What is expected
Should the word "true" occur in a line of the records, copy that line.

Web page and app entries

------

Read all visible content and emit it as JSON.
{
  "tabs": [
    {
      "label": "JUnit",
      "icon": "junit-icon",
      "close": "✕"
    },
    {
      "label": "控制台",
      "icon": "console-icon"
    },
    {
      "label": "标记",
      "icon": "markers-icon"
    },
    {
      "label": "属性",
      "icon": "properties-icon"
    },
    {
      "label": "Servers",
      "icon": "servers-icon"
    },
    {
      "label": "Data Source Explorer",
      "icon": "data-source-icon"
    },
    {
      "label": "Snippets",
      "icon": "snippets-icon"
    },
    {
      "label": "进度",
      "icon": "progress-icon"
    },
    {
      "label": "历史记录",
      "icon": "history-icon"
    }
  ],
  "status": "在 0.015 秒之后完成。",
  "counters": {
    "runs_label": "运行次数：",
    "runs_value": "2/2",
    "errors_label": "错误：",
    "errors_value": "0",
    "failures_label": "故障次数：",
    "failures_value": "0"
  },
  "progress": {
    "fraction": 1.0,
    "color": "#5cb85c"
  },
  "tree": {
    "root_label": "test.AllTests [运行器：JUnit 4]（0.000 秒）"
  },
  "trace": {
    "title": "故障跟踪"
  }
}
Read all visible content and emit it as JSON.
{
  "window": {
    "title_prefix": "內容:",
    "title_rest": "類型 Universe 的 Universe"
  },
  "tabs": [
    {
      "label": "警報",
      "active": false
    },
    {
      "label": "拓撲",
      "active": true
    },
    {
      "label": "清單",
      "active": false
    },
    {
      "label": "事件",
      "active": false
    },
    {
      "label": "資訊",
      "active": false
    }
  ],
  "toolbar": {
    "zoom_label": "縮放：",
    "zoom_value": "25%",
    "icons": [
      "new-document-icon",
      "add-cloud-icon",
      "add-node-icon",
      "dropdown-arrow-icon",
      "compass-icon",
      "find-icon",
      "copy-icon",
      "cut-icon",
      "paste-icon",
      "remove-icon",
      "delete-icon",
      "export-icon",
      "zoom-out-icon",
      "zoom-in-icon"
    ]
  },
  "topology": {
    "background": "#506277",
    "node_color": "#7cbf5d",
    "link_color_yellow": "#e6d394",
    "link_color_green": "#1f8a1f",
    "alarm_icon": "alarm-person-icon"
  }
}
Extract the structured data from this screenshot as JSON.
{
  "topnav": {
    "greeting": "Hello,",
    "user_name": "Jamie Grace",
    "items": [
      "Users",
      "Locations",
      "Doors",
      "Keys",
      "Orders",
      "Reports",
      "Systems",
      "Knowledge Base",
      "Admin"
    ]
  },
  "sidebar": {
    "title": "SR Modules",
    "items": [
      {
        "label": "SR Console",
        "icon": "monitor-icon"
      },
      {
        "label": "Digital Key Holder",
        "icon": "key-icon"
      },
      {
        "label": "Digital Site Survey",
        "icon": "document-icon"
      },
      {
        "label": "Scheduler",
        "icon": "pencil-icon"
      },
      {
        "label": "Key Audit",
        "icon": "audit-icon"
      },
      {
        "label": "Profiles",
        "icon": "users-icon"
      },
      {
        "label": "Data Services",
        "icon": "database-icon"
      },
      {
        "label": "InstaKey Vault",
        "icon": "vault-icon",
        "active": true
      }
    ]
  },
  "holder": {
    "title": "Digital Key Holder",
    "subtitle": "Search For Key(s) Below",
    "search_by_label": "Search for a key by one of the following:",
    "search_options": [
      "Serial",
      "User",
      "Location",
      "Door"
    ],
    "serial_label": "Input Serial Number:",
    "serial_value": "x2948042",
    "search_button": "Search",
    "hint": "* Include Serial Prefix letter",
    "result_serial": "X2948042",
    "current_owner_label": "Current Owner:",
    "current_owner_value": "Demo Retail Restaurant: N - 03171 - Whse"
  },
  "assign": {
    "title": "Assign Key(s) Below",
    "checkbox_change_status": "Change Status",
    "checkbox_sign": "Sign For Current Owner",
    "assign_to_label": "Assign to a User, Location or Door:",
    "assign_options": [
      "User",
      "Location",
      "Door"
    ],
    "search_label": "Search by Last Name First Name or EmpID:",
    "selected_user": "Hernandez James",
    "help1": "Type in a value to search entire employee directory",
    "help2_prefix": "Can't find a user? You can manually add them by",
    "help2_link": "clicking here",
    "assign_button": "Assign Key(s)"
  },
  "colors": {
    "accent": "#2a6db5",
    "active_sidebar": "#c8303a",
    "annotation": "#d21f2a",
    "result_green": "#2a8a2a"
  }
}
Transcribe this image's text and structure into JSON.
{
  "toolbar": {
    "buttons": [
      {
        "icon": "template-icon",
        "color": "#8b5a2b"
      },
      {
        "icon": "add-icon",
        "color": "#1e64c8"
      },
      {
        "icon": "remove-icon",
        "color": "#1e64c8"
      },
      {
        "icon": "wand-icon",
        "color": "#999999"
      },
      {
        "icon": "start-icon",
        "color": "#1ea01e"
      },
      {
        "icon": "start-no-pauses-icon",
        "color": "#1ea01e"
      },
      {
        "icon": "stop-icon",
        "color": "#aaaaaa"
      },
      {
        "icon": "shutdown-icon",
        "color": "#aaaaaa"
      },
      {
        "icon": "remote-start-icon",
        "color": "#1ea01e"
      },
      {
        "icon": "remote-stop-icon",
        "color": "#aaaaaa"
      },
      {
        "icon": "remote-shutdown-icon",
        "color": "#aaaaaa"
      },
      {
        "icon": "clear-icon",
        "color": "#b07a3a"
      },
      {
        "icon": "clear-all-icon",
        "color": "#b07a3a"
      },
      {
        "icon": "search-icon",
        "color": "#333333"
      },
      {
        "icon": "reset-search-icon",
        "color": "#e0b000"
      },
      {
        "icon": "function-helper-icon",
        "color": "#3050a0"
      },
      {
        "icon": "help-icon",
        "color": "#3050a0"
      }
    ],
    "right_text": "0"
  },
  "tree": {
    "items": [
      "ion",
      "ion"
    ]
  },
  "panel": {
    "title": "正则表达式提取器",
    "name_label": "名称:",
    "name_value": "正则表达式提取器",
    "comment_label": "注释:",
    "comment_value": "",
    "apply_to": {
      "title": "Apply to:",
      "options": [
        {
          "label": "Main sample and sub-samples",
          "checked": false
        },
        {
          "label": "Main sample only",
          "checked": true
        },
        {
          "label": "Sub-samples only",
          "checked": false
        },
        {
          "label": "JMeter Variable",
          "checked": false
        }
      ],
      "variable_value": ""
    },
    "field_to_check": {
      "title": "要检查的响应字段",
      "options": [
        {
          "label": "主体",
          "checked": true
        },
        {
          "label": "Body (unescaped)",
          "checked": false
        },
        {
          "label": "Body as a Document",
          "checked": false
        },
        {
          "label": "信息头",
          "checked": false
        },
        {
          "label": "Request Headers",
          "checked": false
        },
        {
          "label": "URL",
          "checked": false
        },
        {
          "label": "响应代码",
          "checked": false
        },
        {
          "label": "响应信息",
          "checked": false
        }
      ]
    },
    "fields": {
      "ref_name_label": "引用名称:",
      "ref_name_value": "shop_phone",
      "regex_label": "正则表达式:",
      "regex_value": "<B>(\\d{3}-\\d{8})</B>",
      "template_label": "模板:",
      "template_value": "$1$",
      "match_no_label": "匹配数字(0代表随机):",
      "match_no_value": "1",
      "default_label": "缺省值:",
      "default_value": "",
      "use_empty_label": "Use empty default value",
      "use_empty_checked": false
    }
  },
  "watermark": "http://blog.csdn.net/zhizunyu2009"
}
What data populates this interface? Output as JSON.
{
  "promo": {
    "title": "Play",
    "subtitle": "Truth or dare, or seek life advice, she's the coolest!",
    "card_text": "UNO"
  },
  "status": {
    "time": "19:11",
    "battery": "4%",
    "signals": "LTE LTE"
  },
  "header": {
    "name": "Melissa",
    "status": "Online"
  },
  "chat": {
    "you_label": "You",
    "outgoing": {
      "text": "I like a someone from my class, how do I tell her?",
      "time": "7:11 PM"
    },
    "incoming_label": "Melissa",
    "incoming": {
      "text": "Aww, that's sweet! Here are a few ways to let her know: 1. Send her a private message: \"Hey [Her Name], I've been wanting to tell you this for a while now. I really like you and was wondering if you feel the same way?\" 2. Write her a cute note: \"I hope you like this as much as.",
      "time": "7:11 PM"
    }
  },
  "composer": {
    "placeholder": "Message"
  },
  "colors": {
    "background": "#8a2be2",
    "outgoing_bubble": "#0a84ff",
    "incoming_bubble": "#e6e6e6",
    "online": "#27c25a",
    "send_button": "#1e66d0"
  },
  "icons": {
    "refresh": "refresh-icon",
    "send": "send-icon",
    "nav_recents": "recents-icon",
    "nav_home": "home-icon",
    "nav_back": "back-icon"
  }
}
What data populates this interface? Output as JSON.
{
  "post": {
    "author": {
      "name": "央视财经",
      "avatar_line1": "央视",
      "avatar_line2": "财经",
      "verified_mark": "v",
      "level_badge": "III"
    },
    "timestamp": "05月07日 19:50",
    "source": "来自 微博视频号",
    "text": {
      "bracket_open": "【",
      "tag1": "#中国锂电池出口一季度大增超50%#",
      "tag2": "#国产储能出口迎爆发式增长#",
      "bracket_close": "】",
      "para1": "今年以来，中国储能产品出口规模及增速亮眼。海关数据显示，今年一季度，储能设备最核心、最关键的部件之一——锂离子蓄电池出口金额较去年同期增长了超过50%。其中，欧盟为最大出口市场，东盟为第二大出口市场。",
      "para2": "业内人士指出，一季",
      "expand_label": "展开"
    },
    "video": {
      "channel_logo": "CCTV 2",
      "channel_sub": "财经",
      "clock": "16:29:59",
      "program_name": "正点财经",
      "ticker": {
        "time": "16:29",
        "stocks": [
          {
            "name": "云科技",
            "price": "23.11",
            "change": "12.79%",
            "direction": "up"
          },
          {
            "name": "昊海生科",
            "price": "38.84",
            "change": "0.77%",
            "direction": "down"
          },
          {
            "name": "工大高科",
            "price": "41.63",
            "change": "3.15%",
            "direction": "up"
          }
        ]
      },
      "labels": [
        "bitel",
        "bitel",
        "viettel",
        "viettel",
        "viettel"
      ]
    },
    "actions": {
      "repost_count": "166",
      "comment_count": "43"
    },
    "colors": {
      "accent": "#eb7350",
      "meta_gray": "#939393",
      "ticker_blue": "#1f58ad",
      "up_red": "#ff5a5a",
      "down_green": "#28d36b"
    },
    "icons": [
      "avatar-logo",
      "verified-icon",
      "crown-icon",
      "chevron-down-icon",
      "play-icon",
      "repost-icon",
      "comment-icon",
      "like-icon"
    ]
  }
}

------

Written solution
      "active": true
        "active": true
          "checked": true
          "checked": true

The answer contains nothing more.